This provides a foundation from which restrictive legislation can be put in place, such as the acts passed in the states of New York and Colorado, banning magazines with a capacity of greater than fifteen rounds, and in the case of New York, assault-type weapons.
The motivation for anti-firearm campaigners, however, is very different to their counterparts. In contrast to the gun lobby’s rationalist ‘he has a gun so I need a gun’ mentality, those in favour of gun control draw their inspiration from an idealist standpoint. Working from the reasoning that a world with fewer guns is a safer and better place, pacifist organisations such as codepink attempt to influence policy via traditional strategies such as highly visible protests, rallies and stunts, such as the recent forced interruption of an NRA press conference regarding the Sandy Hook massacre, as mentioned in part one of this series.

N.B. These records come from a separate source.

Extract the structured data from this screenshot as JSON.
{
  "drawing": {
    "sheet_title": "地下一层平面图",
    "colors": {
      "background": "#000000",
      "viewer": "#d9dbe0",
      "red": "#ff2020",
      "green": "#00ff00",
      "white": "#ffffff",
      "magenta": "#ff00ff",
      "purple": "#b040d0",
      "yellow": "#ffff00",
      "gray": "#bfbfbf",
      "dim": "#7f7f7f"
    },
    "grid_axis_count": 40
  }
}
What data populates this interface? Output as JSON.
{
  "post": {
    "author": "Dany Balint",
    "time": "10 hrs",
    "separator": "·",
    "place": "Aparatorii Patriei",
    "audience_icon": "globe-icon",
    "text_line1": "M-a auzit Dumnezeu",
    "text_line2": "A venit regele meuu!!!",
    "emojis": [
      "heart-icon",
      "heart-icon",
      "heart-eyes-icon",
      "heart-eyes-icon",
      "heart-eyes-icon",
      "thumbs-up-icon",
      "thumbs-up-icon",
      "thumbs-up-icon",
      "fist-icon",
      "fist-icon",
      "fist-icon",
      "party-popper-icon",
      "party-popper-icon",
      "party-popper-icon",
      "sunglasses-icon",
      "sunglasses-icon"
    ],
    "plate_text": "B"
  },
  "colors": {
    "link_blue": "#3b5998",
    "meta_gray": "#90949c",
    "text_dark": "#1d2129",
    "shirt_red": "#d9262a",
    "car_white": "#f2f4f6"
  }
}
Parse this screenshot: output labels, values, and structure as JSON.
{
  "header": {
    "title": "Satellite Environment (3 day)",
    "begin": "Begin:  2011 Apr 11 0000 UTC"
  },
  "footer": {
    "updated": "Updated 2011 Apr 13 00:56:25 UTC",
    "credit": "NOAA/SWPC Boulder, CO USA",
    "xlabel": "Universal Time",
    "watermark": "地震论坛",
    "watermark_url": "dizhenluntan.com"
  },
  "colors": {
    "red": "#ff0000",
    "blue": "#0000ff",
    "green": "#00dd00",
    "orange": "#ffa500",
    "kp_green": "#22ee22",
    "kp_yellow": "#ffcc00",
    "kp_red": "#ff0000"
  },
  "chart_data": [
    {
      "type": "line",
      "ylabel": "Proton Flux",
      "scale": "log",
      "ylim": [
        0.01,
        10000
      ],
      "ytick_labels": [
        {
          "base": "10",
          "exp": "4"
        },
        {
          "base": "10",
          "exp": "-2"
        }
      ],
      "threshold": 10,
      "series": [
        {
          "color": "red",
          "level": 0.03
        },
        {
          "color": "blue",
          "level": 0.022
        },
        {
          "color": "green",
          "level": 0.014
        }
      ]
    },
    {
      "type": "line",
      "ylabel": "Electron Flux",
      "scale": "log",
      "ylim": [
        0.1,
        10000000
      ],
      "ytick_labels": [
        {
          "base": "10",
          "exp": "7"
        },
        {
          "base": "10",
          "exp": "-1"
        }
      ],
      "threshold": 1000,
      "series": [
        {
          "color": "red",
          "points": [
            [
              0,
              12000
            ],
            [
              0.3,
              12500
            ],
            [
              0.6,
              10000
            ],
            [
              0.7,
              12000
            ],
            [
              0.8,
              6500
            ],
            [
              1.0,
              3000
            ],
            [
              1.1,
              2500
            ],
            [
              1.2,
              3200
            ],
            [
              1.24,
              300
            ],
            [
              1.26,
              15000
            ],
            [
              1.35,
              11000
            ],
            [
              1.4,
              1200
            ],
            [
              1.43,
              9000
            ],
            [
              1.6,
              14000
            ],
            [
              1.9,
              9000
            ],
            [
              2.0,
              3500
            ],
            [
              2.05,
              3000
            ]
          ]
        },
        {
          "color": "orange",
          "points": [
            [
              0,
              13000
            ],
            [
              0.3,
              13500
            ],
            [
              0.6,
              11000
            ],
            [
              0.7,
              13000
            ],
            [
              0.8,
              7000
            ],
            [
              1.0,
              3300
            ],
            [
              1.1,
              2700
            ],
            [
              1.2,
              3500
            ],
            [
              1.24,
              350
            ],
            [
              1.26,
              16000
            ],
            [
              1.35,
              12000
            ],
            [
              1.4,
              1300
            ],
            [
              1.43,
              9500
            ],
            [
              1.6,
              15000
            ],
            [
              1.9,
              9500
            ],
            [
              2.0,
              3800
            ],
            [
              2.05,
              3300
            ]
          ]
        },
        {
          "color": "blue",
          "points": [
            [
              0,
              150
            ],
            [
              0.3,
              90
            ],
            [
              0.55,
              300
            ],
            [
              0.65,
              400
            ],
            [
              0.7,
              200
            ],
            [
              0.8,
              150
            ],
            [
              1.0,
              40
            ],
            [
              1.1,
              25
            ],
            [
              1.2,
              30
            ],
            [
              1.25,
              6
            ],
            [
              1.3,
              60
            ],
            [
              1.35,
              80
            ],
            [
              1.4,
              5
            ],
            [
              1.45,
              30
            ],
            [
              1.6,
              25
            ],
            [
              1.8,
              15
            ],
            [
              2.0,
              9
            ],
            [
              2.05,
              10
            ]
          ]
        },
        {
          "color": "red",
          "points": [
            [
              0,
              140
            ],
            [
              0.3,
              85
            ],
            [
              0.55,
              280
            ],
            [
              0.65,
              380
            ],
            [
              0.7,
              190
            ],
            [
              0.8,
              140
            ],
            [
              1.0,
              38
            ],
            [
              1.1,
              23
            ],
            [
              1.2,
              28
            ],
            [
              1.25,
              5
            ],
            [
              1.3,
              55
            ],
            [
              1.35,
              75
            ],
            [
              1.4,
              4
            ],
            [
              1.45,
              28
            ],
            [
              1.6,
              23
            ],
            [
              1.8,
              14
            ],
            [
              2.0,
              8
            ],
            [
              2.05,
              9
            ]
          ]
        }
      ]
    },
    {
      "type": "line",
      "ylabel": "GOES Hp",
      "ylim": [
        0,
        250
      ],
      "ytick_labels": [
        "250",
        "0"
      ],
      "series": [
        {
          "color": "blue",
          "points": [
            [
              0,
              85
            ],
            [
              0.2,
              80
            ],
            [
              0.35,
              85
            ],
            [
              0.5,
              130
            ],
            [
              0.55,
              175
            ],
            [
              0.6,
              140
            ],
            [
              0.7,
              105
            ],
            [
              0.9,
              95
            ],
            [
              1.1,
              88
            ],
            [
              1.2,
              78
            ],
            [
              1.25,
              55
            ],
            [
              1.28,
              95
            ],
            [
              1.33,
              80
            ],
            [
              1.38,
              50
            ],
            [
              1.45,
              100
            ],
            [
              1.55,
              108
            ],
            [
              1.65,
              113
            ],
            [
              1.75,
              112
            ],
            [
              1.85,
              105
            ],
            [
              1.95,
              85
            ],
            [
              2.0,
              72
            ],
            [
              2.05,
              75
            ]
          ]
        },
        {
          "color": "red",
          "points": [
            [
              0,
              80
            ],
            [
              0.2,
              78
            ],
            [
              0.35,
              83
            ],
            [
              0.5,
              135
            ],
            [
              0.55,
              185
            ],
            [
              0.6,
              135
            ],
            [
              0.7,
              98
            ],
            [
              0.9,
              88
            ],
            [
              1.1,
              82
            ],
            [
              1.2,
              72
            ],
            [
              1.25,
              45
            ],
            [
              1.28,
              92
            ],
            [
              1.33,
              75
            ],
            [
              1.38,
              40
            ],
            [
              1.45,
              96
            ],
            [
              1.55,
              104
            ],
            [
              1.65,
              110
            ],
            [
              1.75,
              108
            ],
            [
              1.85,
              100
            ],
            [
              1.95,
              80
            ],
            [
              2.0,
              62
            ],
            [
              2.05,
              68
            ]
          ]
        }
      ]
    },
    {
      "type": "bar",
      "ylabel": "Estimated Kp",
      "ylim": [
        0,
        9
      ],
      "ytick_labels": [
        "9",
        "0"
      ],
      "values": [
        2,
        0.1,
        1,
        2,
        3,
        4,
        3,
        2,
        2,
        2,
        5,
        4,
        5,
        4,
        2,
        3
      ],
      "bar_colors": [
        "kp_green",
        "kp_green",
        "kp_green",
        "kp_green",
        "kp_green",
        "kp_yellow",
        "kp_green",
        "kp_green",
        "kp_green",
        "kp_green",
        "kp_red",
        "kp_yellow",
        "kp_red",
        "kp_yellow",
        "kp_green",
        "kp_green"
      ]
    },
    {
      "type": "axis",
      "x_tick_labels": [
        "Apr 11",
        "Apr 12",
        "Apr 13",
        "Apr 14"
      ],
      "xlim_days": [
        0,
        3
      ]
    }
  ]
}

This side has many influential and respected supporters, including that of President Obama himself, as well as his wife Michelle. Another supporter is the former Archbishop of Canterbury, Dr. Rowan Williams: “Nearly 6,000 children and teenagers were killed by firearms in the USA in just two years. It makes a difference to people what weapons are at hand for them to use and even more what happens to people in a culture where fear is rampant and the default response to frightening or unsettling situations or personal tensions is violence and the threat of violence.”
This point is a key reason gun control advocates want greater restriction: by arming teachers and school security, as the NRA would have it, guns in close proximity to children becomes normalised. This has clear consequences in regard to both the future culture of the nation, carried on the shoulders of those children, and the current cultural relationship with firearms.
Here we reach the real crux of the problem. Neither side, neither rationalist nor idealist, can be quite correct, and that has a lot to do with America’s cultural appreciation of firearms.
On the side of the gun owners, the idea that a good guy can stop a bad guy falls short on one key point: the bad guy always shoots first, which means somebody will likely die. By restricting access to guns, this problem can be better avoided; in which case NRA opposition to stronger restrictions on who can and cannot purchase a firearm makes no sense.
However, the proponents of gun control face the problem of idealism: simply removing all guns from the US is not possible, as firearms are so deeply ingrained in American culture. It would also be disrespectful to the perfectly responsible majority who abide by the laws and use their weapons responsibly. Not only that, but should laws be too restrictive, illegal gun owners, such as criminal gang members, will have greater power over the law abiding populace.
The debate can, however, move forward. Long term goals relating to eradicating the normalcy of guns in America are achievable, and over the course of decades, cultural changes can be affected. In the short term, however, compromise is needed. At the moment, many Americans, particularly young Americans, are in favour of reasonable gun restrictions, such as stricter and more extensive background checks on buyers. The problem is that this support is not reflected in the Senate, where attempts to pass such controls have been defeated, even after moderation. The pressure of the NRA and wider gun lobby has a lot to do with this; and as much as it is the onus of the supporters of gun control to bring forward legislation, it is the onus of the NRA and other gun ownership groups to compromise, and so long as they are unwilling to do so, little will actually change.